___ Data records ___

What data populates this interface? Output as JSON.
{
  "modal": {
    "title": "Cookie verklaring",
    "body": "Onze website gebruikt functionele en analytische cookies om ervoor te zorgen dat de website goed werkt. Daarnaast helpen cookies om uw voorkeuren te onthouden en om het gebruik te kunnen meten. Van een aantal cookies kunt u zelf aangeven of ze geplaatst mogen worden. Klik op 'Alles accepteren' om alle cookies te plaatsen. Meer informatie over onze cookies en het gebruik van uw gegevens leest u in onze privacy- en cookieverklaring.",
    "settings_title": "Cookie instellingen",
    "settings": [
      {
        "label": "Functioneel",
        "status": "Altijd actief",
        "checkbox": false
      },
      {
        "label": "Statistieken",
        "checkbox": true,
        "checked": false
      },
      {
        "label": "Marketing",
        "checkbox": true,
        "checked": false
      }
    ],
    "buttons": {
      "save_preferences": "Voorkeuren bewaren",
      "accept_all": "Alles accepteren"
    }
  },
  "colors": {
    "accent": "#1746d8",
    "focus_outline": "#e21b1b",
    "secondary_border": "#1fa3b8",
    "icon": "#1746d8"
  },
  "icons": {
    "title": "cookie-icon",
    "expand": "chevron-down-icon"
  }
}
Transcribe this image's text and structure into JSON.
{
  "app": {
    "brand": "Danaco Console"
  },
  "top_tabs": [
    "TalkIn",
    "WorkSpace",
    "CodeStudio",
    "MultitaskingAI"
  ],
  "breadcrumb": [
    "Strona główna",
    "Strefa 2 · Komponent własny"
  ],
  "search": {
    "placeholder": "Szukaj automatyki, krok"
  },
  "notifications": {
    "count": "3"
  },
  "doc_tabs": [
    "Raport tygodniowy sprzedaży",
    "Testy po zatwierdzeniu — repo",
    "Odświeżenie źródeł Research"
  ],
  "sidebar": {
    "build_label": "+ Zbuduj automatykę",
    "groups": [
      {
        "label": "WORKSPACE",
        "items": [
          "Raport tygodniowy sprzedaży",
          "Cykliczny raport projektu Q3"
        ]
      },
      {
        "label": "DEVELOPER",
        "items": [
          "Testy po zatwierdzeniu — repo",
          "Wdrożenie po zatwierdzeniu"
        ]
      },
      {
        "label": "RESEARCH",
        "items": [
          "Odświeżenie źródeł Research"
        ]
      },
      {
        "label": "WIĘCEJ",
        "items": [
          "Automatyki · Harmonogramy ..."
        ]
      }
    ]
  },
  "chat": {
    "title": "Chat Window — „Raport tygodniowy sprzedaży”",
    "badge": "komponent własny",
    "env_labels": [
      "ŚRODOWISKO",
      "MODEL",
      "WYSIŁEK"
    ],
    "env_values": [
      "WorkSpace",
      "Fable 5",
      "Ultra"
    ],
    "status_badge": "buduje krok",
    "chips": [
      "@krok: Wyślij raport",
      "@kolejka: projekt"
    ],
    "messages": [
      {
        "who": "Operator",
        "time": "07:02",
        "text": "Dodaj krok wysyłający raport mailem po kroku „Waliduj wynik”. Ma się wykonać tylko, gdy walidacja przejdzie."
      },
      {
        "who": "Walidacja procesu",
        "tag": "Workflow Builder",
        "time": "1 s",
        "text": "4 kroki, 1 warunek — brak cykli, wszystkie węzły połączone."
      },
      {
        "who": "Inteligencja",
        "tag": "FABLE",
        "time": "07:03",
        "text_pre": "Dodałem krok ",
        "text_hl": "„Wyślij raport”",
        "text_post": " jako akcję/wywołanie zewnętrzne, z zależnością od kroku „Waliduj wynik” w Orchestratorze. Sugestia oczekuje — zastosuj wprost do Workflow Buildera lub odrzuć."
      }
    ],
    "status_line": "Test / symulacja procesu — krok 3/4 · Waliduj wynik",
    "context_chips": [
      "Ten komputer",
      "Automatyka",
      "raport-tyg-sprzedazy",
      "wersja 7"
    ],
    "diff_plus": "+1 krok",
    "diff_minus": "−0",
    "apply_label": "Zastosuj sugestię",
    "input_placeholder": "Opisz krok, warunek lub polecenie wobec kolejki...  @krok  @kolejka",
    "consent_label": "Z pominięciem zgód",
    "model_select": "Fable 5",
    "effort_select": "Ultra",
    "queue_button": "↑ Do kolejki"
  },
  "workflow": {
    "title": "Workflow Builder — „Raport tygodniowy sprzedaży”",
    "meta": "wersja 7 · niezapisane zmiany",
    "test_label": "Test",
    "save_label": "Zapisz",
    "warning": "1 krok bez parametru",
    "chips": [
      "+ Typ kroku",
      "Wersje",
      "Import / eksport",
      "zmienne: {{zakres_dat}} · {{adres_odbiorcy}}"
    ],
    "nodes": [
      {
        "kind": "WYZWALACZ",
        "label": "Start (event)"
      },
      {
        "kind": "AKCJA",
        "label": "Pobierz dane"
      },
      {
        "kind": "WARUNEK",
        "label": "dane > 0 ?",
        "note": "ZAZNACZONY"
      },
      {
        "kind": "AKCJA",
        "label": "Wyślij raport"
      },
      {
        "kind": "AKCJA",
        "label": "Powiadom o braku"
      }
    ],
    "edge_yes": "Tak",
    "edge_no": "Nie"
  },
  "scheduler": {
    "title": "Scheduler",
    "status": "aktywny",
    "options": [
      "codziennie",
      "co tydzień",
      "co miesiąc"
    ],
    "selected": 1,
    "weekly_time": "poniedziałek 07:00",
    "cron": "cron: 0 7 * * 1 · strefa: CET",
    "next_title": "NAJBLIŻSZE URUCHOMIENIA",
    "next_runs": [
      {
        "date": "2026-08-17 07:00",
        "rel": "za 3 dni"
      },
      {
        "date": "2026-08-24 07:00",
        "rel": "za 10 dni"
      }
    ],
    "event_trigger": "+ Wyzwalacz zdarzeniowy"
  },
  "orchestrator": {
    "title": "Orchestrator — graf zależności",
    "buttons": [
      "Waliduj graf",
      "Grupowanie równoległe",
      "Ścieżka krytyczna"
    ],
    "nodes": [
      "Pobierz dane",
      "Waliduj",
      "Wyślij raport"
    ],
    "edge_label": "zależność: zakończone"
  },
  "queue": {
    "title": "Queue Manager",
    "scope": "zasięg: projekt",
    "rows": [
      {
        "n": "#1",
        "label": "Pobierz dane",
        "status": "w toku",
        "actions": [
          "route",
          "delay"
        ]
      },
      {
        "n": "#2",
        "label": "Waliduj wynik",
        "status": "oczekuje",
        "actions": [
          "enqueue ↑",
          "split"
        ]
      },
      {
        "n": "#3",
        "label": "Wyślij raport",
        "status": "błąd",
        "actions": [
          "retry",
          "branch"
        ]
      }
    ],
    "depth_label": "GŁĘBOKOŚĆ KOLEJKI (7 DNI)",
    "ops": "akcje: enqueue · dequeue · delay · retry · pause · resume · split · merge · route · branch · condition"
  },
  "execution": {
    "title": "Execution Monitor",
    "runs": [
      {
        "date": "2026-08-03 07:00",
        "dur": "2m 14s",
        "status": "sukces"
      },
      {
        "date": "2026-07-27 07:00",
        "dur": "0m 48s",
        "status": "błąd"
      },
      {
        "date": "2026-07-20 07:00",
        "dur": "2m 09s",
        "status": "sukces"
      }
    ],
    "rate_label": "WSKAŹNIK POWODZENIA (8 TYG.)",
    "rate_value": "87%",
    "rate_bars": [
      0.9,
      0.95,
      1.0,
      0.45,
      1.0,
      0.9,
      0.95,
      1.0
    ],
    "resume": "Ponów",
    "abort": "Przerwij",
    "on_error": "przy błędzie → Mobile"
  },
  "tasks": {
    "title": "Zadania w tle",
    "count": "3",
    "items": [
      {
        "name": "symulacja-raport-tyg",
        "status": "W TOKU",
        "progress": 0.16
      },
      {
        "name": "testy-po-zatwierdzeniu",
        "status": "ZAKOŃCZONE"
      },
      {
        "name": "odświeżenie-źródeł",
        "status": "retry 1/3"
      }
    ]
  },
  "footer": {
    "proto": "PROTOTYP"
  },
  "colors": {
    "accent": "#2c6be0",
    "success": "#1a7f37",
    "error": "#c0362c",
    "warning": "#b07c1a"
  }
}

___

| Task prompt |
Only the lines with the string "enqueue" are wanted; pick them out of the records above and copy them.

| Task response |
          "enqueue ↑",
    "ops": "akcje: enqueue · dequeue · delay · retry · pause · resume · split · merge · route · branch · condition"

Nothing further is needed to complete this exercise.